Religious tourism or Tourism as a religion? Several remarks on the study of relations between religion and tourism
Source document: Religio. vol. 25, iss. 2, pp. -152
ISSN1210-3640 (print)2336-4475 (online)
License: Not specified license
The aim of this study is to present the main approaches of research into the connections between religion and tourism. The first part focuses on the concept of religious tourism. This term is used primarily to accommodate the needs of the tourism industry in order to distinguish among various types of religious travel. Religious tourism is either defined as a form of pilgrimage without religious motives and practices or as an all-encompassing category for all types of travel exhibiting religious features including both pilgrimage with and without religious motives and practices. The rest of the paper discusses the role of pilgrimage in the analysis of the relationship between religion and tourism. Pilgrimage is viewed by many scholars as a sacred journey and this view deeply affects the interpretation of tourism and its relation to religion. Tourism is distinguished from the pilgrimage according to several dichotomies (sacred/profane, religious/secular, ascetic/hedonistic). Some of these dichotomies are used to demonstrate tourism as a certain type of new religion. However, these approaches are misleading and based on false assumptions.

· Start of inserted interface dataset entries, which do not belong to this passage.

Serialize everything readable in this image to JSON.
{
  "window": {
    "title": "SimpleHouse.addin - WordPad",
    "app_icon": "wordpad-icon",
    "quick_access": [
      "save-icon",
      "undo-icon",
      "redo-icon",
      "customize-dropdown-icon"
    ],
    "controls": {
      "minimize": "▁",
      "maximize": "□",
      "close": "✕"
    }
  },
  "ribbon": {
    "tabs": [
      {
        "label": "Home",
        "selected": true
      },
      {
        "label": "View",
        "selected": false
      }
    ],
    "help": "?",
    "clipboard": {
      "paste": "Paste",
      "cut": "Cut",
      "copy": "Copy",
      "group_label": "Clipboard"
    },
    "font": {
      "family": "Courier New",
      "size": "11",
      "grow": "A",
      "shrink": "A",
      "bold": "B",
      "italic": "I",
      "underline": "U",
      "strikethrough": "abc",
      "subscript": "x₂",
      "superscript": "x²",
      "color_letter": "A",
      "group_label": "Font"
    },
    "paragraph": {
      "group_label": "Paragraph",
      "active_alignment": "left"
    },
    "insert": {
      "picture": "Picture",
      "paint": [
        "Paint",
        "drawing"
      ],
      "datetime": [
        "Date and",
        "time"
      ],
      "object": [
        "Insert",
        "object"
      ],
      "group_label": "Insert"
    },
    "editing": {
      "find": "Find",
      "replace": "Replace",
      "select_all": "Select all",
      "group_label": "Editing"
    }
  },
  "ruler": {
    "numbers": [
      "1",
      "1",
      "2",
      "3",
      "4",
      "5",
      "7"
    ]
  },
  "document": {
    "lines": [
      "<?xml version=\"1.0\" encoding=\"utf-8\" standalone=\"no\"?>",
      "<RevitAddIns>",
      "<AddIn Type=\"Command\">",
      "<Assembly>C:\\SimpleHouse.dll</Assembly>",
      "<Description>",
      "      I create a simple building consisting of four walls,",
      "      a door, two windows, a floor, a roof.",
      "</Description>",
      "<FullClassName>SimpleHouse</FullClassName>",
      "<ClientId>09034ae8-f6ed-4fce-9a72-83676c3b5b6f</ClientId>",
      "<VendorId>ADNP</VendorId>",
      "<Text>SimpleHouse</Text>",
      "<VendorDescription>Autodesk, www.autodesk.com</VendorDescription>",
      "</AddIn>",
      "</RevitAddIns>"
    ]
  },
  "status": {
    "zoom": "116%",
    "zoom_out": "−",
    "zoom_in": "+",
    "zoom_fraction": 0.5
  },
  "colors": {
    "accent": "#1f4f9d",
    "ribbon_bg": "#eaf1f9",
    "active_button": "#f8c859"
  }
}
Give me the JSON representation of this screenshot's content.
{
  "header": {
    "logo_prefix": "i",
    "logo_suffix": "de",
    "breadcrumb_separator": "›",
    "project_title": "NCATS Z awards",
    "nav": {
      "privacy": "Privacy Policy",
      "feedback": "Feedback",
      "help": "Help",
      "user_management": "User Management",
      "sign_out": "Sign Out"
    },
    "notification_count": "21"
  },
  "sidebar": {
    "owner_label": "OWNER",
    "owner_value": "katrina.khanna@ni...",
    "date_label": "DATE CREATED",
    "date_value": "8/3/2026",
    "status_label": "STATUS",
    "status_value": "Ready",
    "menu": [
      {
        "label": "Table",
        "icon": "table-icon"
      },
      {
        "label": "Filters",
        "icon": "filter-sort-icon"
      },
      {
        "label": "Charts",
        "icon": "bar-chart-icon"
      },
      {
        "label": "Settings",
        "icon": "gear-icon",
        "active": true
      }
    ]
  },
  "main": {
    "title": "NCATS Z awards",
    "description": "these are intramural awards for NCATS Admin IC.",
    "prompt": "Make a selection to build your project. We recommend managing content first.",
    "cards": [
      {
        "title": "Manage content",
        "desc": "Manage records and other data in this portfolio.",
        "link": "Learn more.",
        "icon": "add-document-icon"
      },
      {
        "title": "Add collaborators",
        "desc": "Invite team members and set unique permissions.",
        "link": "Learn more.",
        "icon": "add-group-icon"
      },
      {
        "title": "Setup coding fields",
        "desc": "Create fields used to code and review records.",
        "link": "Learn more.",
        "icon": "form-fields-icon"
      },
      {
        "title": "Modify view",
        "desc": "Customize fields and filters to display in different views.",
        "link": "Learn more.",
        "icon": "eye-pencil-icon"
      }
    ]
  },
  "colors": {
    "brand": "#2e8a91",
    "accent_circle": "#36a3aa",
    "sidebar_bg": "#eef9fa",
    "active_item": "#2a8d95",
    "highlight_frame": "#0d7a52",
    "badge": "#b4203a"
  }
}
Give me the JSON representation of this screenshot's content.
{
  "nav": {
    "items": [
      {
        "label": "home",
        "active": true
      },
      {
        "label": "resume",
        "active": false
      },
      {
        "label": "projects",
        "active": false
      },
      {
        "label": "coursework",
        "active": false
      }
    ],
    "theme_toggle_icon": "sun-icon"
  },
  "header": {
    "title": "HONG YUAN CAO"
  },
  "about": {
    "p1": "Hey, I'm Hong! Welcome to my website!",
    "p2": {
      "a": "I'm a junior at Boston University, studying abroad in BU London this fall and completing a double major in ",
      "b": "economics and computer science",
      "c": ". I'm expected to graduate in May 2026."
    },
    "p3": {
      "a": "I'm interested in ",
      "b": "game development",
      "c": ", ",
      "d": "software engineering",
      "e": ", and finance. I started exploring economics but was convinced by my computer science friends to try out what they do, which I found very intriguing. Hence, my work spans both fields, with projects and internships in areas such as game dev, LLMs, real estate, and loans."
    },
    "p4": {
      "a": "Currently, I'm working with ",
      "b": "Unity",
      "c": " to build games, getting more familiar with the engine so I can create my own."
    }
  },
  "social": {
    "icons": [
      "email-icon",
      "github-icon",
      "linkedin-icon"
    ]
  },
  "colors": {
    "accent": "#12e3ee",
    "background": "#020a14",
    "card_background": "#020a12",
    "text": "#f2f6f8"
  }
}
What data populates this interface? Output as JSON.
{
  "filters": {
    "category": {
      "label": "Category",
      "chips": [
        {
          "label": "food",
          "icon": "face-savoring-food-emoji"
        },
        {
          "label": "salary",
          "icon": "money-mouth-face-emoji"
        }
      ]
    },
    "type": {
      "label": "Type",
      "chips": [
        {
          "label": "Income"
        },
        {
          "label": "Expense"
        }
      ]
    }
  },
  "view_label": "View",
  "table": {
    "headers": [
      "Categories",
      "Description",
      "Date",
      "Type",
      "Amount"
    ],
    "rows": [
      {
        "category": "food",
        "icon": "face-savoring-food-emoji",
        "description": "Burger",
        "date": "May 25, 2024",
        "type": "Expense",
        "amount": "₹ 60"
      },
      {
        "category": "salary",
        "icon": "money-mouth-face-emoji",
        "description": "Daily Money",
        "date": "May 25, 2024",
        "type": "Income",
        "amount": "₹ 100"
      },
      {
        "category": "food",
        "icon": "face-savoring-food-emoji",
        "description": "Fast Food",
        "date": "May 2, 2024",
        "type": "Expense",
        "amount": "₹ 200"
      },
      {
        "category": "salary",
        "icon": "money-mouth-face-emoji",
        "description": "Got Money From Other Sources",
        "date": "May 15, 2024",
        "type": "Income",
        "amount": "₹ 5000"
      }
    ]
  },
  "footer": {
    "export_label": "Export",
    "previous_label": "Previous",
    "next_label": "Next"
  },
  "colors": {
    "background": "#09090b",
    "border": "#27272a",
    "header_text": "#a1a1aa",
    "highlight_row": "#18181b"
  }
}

This article argues that studies inspired by performative, mobile and spatial turns provide a more nuanced, unbiased, complex, and accurate picture.